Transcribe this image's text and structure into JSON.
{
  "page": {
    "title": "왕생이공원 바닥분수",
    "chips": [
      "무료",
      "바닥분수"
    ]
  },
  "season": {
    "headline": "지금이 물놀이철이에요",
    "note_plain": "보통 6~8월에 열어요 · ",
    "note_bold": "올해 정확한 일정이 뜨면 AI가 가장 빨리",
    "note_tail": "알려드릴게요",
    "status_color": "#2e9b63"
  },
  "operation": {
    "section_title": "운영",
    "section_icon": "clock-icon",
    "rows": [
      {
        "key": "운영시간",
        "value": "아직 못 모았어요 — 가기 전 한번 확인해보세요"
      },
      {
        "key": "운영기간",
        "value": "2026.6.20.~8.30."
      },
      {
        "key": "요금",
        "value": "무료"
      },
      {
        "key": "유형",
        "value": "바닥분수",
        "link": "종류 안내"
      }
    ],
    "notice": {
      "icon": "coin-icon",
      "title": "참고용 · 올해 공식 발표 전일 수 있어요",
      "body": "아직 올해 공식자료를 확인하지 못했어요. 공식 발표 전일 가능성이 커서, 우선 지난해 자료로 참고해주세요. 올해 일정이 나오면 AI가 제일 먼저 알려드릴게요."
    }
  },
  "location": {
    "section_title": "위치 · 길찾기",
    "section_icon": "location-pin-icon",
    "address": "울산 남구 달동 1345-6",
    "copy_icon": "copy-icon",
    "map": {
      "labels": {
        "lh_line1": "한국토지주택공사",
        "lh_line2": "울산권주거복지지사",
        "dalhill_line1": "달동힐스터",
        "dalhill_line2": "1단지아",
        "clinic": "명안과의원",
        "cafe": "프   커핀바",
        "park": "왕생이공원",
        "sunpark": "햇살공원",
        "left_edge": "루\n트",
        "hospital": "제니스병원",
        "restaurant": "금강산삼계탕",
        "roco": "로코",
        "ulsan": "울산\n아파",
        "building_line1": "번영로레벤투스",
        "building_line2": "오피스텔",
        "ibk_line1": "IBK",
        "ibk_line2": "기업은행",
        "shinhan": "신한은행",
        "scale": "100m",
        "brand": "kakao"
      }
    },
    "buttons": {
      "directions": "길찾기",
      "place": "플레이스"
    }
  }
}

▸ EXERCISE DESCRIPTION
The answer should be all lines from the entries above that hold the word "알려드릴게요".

▸ SOLUTION TO THIS EXERCISE
    "note_tail": "알려드릴게요",
      "body": "아직 올해 공식자료를 확인하지 못했어요. 공식 발표 전일 가능성이 커서, 우선 지난해 자료로 참고해주세요. 올해 일정이 나오면 AI가 제일 먼저 알려드릴게요."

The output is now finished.